  1. Fair Housing Laws: Many countries have fair housing laws or anti-discrimination laws that prohibit discrimination in housing based on various protected characteristics, including gender identity. These laws typically apply to rental housing, housing sales, and other housing-related transactions. They may prohibit landlords, property managers, or housing providers from refusing to rent or sell housing, imposing different terms or conditions, or engaging in other discriminatory practices based on gender identity.
  2. Legal Gender Recognition: In some jurisdictions, legal recognition of gender identity through changes in identity documents, such as government-issued identification or gender marker changes, may provide additional protection against discrimination in housing. These legal changes can help ensure that FTM individuals are treated according to their affirmed gender identity in housing matters.
  3. Local Laws and Regulations: It’s important to research the specific laws and regulations in your country, state, or region regarding housing and discrimination. Local jurisdictions may have additional protections or specific regulations that safeguard the rights of FTM individuals in housing and accommodation.
  4. Transgender-Inclusive Policies: Some cities or municipalities have implemented transgender-inclusive policies or ordinances that explicitly protect individuals from gender identity discrimination in housing. These local policies can provide additional protections beyond national or state-level laws.

It’s advisable to consult with legal professionals specializing in LGBTQ+ rights or discrimination law to understand the specific legal protections available to FTM individuals in your area. They can provide accurate and up-to-date information on the applicable laws, regulations, and potential legal remedies if you experience discrimination in housing. Additionally, LGBTQ+ advocacy organizations or local housing rights organizations may be able to provide guidance, resources, or support related to housing discrimination issues.

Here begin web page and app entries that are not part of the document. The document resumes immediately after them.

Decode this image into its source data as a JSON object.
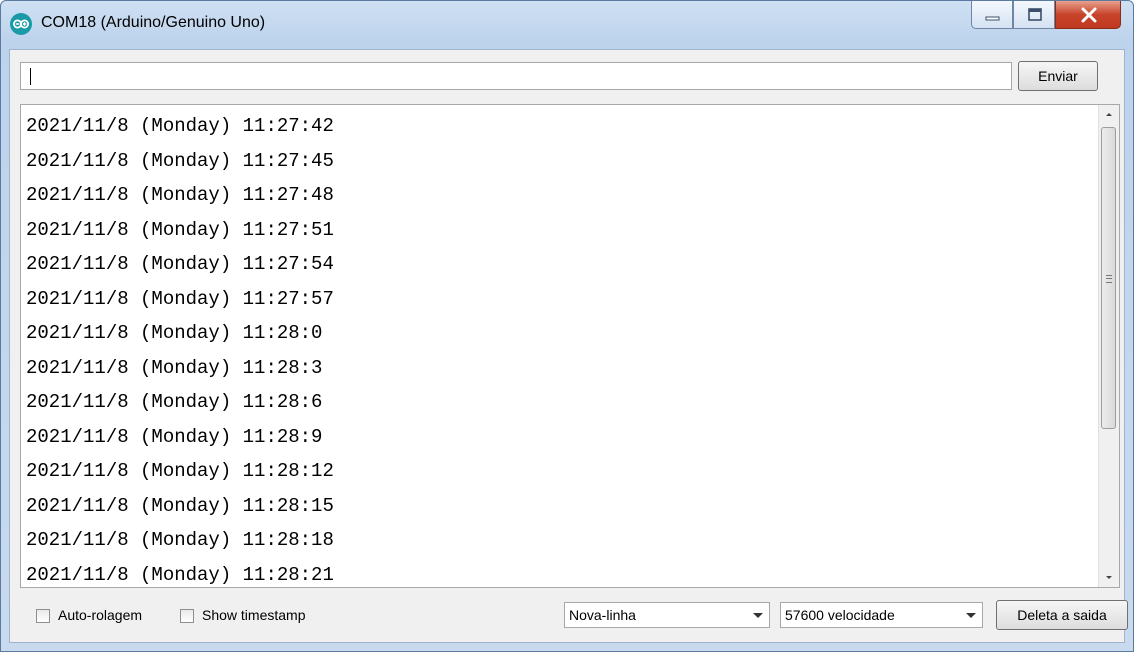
{
  "window": {
    "title": "COM18 (Arduino/Genuino Uno)",
    "buttons": [
      "minimize",
      "maximize",
      "close"
    ]
  },
  "send": {
    "input_value": "",
    "button_label": "Enviar"
  },
  "output": {
    "lines": [
      "2021/11/8 (Monday) 11:27:42",
      "2021/11/8 (Monday) 11:27:45",
      "2021/11/8 (Monday) 11:27:48",
      "2021/11/8 (Monday) 11:27:51",
      "2021/11/8 (Monday) 11:27:54",
      "2021/11/8 (Monday) 11:27:57",
      "2021/11/8 (Monday) 11:28:0",
      "2021/11/8 (Monday) 11:28:3",
      "2021/11/8 (Monday) 11:28:6",
      "2021/11/8 (Monday) 11:28:9",
      "2021/11/8 (Monday) 11:28:12",
      "2021/11/8 (Monday) 11:28:15",
      "2021/11/8 (Monday) 11:28:18",
      "2021/11/8 (Monday) 11:28:21"
    ]
  },
  "footer": {
    "autoscroll_label": "Auto-rolagem",
    "autoscroll_checked": false,
    "timestamp_label": "Show timestamp",
    "timestamp_checked": false,
    "line_ending": "Nova-linha",
    "baud_rate": "57600 velocidade",
    "clear_label": "Deleta a saida"
  },
  "colors": {
    "app_icon": "#1a9aa6",
    "close_button": "#c7432b"
  }
}
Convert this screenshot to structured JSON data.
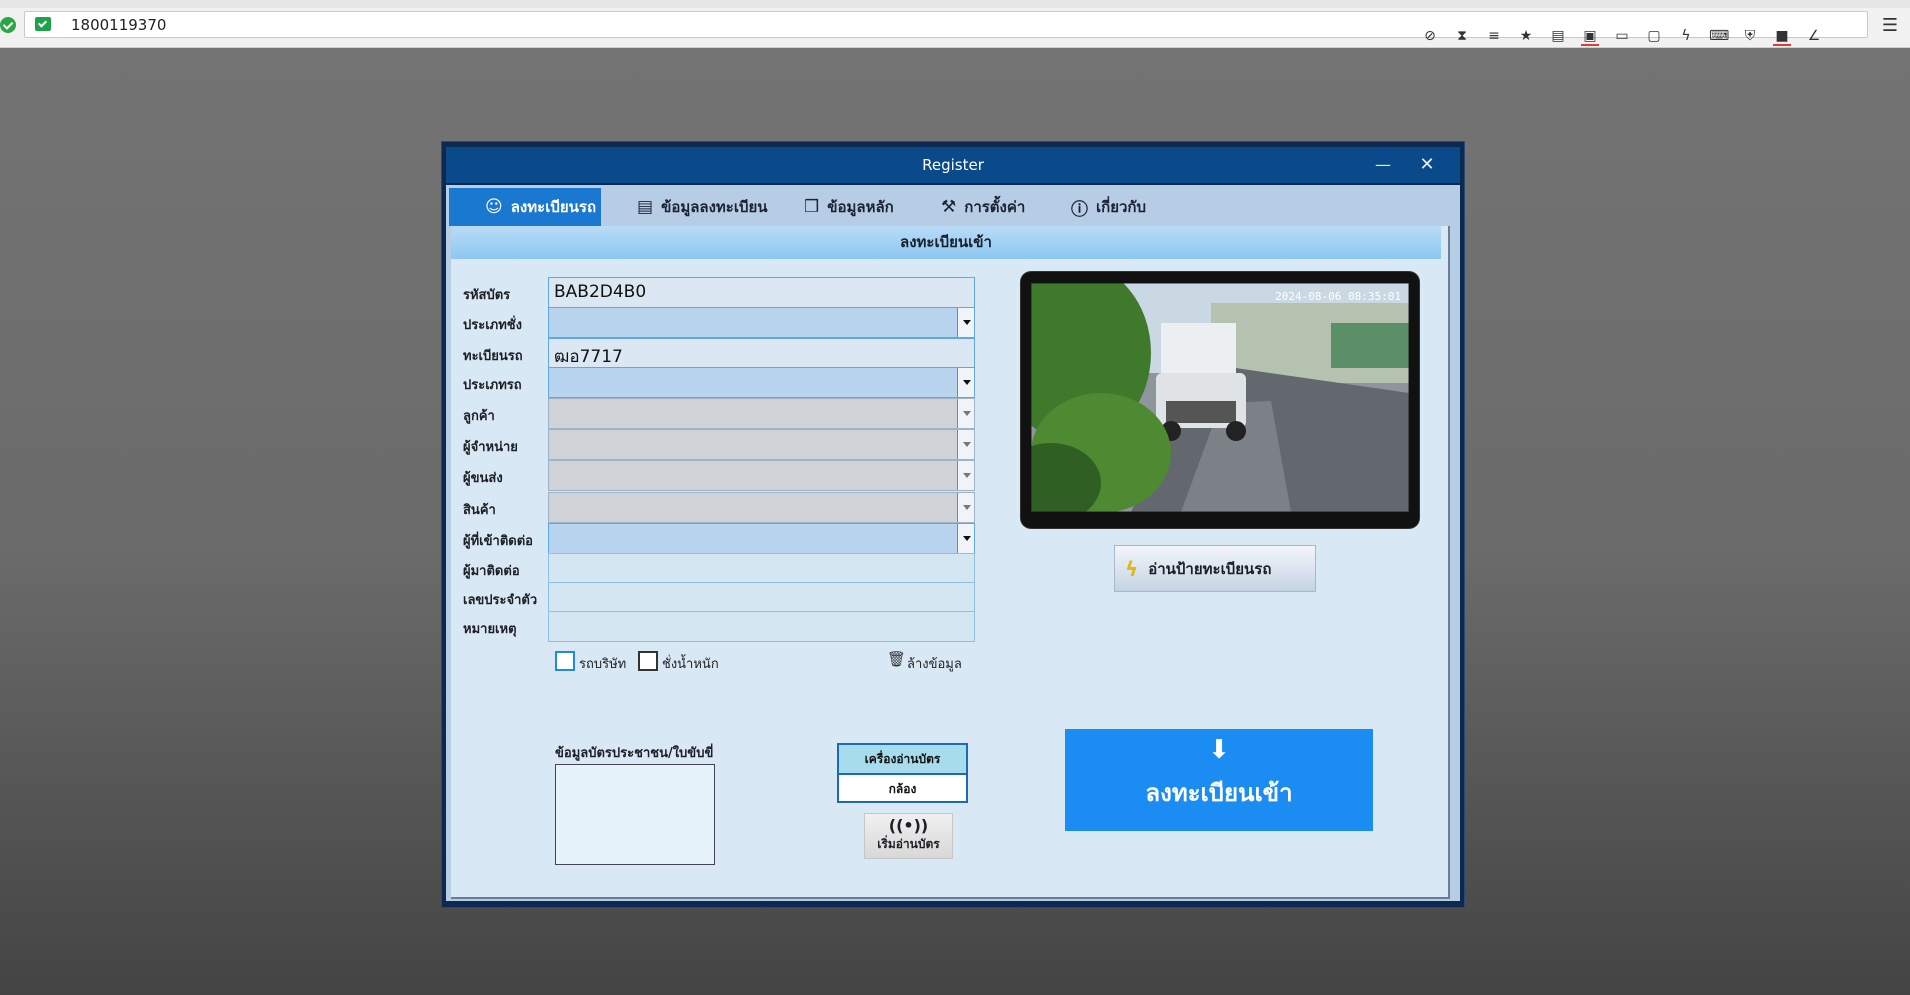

Remember, legal protections can vary, and it’s important to stay informed about the laws and regulations in your specific jurisdiction to better understand your rights and seek appropriate legal recourse if necessary.